▶ [Work instruction]:
Show, in full, each line of the data that contains "JSON".

── Records for this exercise

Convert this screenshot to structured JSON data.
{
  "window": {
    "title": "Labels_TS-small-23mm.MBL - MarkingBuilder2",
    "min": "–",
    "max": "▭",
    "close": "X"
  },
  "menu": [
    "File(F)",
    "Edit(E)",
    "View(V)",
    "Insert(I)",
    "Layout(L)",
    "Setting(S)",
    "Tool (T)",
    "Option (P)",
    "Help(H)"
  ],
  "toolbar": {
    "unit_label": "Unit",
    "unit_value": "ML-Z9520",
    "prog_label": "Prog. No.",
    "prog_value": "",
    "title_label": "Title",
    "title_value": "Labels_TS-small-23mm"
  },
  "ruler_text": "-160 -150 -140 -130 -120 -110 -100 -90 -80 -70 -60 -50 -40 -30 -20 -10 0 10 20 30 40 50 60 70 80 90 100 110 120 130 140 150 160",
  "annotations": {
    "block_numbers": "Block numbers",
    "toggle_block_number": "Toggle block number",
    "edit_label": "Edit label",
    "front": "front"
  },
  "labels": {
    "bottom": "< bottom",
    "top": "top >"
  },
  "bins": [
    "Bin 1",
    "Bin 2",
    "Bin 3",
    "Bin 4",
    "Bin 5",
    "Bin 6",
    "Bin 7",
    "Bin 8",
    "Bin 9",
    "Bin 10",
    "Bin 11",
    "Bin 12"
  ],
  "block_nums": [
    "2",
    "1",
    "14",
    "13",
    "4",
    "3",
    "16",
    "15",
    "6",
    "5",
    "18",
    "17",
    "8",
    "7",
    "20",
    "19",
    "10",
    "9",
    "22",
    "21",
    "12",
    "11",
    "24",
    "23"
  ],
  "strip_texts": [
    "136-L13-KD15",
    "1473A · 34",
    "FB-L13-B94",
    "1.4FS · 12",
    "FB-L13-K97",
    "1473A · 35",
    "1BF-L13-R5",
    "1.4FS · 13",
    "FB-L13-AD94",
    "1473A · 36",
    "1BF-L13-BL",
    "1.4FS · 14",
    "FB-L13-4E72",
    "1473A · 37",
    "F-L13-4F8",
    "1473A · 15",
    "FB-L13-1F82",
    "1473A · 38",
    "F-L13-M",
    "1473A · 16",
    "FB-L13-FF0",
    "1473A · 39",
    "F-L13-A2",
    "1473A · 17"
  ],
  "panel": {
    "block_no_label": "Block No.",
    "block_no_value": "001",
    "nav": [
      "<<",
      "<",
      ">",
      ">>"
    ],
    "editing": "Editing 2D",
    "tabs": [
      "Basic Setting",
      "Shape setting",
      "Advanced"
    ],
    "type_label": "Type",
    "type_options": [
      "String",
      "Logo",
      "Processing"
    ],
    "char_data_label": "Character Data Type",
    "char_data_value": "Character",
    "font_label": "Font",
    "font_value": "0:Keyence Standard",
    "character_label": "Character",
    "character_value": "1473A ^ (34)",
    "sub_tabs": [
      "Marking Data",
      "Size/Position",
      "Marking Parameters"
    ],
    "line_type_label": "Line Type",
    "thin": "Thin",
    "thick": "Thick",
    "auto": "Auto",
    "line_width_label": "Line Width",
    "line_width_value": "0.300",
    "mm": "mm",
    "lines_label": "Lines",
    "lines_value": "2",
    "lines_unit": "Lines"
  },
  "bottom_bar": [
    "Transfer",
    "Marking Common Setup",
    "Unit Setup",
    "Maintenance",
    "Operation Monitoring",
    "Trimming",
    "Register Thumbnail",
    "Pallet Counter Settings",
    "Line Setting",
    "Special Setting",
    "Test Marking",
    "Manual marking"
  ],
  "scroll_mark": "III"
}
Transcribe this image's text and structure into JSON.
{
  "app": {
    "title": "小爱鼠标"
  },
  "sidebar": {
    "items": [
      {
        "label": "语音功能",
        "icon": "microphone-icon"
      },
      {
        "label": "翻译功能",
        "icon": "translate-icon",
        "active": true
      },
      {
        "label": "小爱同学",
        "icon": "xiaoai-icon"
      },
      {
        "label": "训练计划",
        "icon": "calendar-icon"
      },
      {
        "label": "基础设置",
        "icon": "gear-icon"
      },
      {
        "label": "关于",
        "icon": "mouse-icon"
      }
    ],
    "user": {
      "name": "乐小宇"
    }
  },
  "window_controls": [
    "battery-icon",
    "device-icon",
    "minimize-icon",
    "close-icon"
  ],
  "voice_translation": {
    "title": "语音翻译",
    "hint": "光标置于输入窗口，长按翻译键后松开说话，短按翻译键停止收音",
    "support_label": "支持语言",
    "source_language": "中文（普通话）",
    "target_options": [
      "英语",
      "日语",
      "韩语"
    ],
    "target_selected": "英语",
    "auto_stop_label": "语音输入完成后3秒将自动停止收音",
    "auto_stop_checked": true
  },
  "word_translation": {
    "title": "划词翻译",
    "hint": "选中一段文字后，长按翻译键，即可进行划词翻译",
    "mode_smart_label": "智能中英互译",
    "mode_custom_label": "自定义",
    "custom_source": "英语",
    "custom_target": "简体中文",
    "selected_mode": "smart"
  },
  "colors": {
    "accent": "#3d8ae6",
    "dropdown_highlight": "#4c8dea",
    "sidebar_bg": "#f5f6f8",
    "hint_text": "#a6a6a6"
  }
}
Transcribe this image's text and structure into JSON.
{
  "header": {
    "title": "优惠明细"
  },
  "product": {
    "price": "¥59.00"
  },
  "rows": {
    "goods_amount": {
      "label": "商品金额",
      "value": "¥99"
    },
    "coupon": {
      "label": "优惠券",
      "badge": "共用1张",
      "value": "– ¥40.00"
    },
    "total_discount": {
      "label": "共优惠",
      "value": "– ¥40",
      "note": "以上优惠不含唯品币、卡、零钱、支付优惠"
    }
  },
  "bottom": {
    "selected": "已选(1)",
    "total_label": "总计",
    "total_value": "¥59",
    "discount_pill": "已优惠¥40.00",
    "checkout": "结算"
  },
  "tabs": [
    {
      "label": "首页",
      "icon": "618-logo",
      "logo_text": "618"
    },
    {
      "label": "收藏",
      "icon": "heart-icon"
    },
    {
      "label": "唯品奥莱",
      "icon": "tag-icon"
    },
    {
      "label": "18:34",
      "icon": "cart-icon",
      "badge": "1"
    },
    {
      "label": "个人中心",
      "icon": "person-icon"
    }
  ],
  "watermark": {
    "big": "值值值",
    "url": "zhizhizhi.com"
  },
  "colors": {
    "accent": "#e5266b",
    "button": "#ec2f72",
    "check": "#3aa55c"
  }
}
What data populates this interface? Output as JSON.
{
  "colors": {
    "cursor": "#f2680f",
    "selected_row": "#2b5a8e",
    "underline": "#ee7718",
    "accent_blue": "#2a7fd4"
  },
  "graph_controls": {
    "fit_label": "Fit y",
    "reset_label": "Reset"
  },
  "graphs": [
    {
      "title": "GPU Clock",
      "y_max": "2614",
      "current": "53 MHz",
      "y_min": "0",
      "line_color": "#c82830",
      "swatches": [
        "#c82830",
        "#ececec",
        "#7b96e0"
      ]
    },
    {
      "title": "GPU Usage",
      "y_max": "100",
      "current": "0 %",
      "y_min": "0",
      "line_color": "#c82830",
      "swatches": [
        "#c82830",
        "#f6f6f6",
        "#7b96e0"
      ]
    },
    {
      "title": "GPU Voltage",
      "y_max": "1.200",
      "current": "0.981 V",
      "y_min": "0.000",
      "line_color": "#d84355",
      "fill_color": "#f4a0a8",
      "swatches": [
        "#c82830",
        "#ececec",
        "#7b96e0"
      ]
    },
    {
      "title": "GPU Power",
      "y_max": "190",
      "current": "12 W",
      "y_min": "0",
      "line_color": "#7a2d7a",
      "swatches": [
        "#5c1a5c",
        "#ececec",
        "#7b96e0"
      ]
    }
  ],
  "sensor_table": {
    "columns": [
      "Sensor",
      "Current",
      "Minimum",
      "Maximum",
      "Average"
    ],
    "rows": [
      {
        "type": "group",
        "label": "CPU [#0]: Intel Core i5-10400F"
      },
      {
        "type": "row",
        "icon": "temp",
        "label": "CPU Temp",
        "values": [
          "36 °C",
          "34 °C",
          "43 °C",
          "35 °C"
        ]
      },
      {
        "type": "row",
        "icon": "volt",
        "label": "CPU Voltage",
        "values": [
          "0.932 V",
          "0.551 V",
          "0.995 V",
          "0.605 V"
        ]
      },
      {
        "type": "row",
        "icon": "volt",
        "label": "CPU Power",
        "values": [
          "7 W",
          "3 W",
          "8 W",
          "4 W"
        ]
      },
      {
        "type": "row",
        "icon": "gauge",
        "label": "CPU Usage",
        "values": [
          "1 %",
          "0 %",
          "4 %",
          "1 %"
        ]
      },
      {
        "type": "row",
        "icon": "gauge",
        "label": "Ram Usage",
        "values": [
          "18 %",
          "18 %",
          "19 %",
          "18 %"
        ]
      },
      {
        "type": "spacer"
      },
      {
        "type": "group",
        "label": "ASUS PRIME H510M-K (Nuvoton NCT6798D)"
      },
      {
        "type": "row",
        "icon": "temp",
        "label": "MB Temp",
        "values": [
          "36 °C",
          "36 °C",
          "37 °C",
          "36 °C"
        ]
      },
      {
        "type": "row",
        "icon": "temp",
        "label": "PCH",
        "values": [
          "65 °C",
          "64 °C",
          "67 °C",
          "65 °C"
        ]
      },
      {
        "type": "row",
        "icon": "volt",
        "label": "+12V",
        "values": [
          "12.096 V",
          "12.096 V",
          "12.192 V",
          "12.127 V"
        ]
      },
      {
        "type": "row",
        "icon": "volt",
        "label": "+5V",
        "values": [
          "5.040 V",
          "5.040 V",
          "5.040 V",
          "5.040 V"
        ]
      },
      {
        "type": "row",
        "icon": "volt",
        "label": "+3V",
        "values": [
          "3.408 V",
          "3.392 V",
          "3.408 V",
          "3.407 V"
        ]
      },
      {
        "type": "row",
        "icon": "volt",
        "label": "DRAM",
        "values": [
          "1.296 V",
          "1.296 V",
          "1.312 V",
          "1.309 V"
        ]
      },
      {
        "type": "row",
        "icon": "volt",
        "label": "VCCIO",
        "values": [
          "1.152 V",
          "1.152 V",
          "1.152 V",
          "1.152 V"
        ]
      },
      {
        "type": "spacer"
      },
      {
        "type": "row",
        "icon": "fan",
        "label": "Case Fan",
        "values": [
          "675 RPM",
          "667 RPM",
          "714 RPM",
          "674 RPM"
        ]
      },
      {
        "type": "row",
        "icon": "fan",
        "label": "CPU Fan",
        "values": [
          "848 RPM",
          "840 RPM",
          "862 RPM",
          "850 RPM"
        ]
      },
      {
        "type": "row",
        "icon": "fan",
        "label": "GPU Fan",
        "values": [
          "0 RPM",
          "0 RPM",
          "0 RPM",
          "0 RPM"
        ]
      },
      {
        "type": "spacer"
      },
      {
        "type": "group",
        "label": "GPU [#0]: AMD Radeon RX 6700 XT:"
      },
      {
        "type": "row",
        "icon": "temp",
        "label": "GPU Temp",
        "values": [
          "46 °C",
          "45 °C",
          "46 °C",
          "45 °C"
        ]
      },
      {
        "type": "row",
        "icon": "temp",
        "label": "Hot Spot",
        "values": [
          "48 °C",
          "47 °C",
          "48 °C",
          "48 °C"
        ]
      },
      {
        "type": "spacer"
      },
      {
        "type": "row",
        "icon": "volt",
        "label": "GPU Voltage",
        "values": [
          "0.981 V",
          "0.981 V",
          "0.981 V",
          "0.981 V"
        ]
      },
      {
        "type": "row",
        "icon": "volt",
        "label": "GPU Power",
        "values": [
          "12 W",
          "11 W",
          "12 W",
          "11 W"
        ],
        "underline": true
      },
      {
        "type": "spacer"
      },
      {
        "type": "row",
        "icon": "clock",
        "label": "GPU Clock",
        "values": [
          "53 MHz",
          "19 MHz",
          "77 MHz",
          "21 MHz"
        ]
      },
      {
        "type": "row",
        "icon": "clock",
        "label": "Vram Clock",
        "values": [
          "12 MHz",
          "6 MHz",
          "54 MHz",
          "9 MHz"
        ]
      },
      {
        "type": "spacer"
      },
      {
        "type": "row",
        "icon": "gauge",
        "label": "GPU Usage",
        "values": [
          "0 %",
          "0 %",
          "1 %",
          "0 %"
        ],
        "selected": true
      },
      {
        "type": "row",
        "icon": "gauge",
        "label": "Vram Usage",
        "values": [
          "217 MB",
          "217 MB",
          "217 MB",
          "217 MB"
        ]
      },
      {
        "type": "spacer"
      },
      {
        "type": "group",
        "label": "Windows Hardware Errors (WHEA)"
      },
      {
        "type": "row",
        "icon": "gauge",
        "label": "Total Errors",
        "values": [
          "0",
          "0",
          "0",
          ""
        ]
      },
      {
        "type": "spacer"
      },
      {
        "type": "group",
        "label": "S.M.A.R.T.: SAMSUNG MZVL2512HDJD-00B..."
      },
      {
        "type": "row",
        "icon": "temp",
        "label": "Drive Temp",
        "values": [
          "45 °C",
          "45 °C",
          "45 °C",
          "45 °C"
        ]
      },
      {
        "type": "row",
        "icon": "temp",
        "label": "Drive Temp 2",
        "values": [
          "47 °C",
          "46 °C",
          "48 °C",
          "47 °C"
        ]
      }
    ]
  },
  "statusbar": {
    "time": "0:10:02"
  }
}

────

▶ [Exercise answer]:
Convert this screenshot to structured JSON data.
Transcribe this image's text and structure into JSON.
Transcribe this image's text and structure into JSON.
What data populates this interface? Output as JSON.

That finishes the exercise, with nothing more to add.